21 Mar 2016
London Transport: Today vs. 1916
You Won’t Believe How Lucky You Are!
It’s insane to think of how far London has come in the last 100 years. In 1916 Britain was in the midst of the First World War, and the capital was devastated by the financial and social repercussions. Skip forward to 2016 and we’ve got a diverse, dynamic and engaged multi-cultural society, we’ve got virtual reality, social media, smartphones – it’s a crazy existence that, too often, we take for granted.
At The O2, we’re often asked how to get here. The truth is, it’s incredibly easy, thanks to the tube, the bus, and even, if you take a leaf out of @ukradiojones’s book;
Fun day in London. Loved the cable car over the Thames by the O2 pic.twitter.com/zQY8wbQppN— Mark Jones (@ukradiojones) February 18, 2016
But what was it like 100 years ago? Before The O2 existed? Before rock and roll gigs and stand-up comedians? We’ve compared two of the most popular modes of transport so that next time you’re waiting for a delayed bus or train, you can just feel thankful it’s safe, ventilated and simply running at all!
Trains: 1916 vs. 2016
Believe it or not, the tube was alive and kicking back in 1916. The Bakerloo line was running from Baker St. to Queen’s Park, the Northern line was up and about, with stops at Camden Town, Euston, Charing Cross and Highgate, and the Piccadilly line serviced key areas like Holborn and Hammersmith. Other lines were still to be opened, including our beloved Jubilee Line, which didn’t extend south of Charing Cross until 1999.
Many people attribute the growth of London’s Docklands area and the south east to the Jubilee’s extension, because the speedy train allowed people to commute in from areas with cheaper rent. Of course, our favourite station along the line, biased as it is, has to be North Greenwich – and it seems that @photographymd1 agrees;
Buses: 1916 vs 2016

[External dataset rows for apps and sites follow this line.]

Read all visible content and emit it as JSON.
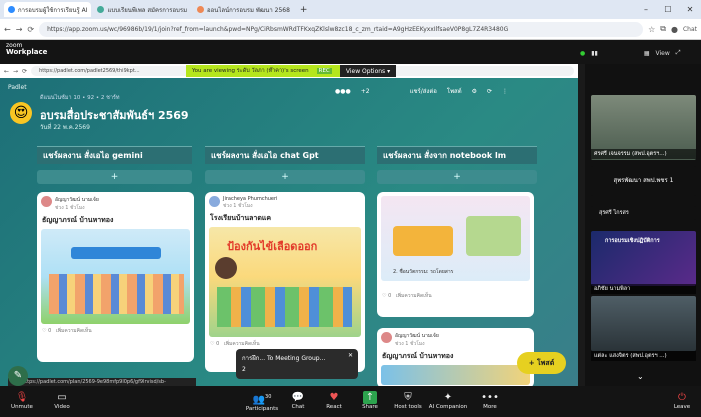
{
  "outer_browser": {
    "tabs": [
      {
        "label": "การอบรมผู้ใช้การเรียนรู้ AI",
        "active": true
      },
      {
        "label": "แบบเรียนพีเพล สมัครการอบรม",
        "active": false
      },
      {
        "label": "ออนไลน์การอบรม พัฒนา 2568",
        "active": false
      }
    ],
    "new_tab": "+",
    "url": "https://app.zoom.us/wc/96986b/19/1/join?ref_from=launch&pwd=NPg/CiRbsmWRdTFKxqZKlslw8zc18_c_zm_rtaid=A9gHzEEKyxxIlfsaeV0P8gL7Z4R3480G",
    "chat_label": "Chat"
  },
  "zoom": {
    "logo_line1": "zoom",
    "logo_line2": "Workplace",
    "view_label": "View"
  },
  "inner_browser": {
    "url": "https://padlet.com/padlet2569/thi9kpt...",
    "viewing_text": "You are viewing  ระดับ วัลภา (ท๊าคา)'s screen",
    "viewing_badge": "REC",
    "view_options": "View Options"
  },
  "padlet": {
    "brand": "Padlet",
    "meta": "ดีแนนไนซ์มา 10 • 92 • 2 ชาร์ท",
    "emoji": "😍",
    "title": "อบรมสื่อประชาสัมพันธ์ฯ 2569",
    "subtitle": "วันที่ 22 พ.ค.2569",
    "tool_count": "+2",
    "tool_share": "แชร์/ส่งต่อ",
    "tool_post": "โพสต์",
    "columns": [
      {
        "header": "แชร์ผลงาน สั่งเอไอ gemini",
        "add": "+"
      },
      {
        "header": "แชร์ผลงาน สั่งเอไอ chat Gpt",
        "add": "+"
      },
      {
        "header": "แชร์ผลงาน สั่งจาก notebook lm",
        "add": "+"
      }
    ],
    "cards": [
      {
        "author": "อัญญาวัฒน์ นามเจ้ย",
        "time": "ช่วง 1 ชั่วโมง",
        "title": "ธัญญาภรณ์ บ้านหาทอง",
        "footer": "เพิ่มความคิดเห็น",
        "likes": "0"
      },
      {
        "author": "Jiracheya Phumchueri",
        "time": "ช่วง 1 ชั่วโมง",
        "title": "โรงเรียนบ้านลาดแค",
        "poster_text": "ป้องกันไข้เลือดออก",
        "footer": "เพิ่มความคิดเห็น",
        "likes": "0"
      },
      {
        "footer": "เพิ่มความคิดเห็น",
        "likes": "0",
        "caption": "2. ชื่อนวัตกรรม: รถโดยสาร"
      },
      {
        "author": "อัญญาวัฒน์ นามเจ้ย",
        "time": "ช่วง 1 ชั่วโมง",
        "title": "ธัญญาภรณ์ บ้านหาทอง"
      }
    ],
    "add_post": "+ โพสต์",
    "status_url": "https://padlet.com/plan/2569-9e98mfp9l0p6/gf9lrvisd/sb-lwdbr94i4/U7K30U3"
  },
  "popup": {
    "line1": "การฝึก... To Meeting Group...",
    "line2": "2"
  },
  "participants": [
    {
      "name": "ศรศรี เจนจรรม (สพป.อุตรฯ...)"
    },
    {
      "name": "สุพรพัฒนา สพป.พชร 1"
    },
    {
      "name": "สุรศรี ไกรสร"
    },
    {
      "name": "อภิชัย นามพิลา"
    },
    {
      "name": "แต่ละ แสงจิตร (สพป.อุตรฯ ...)"
    }
  ],
  "tile_banner": "การอบรมเชิงปฏิบัติการ",
  "toolbar": {
    "unmute": "Unmute",
    "video": "Video",
    "participants": "Participants",
    "participants_count": "30",
    "chat": "Chat",
    "react": "React",
    "share": "Share",
    "host_tools": "Host tools",
    "ai": "AI Companion",
    "more": "More",
    "leave": "Leave"
  }
}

100 years ago you’ll be pleased to know that motorised buses did exist, but they were very new, and still incredibly exciting, compared to their horse-drawn counterparts, who were withdrawn from use in 1916. By this point, night buses had been running for three years, but they were designed for shift workers, rather than people needing to get home after an epic night out, so you’d expect less glitter and vomit. The buses were also double deckers, but the upper deck was completely uncovered – making it pretty uncomfortable in grim weather conditions, yet excellent for a bit of sunbathing on a summer’s day commute.
These days, of course, London is rife with buses and they’re very different. Not only do we pay with a little slither of plastic named after a delicious form of seafood, the new Routemaster buses have multiple entrances, pay-points, and diesel-electric hybrid technology to make them more environmentally friendly, and weirdly mesmerising seat designs. We still don’t really understand who puts together the TFL seat patterns, but they deserve a point for sheer surrealism.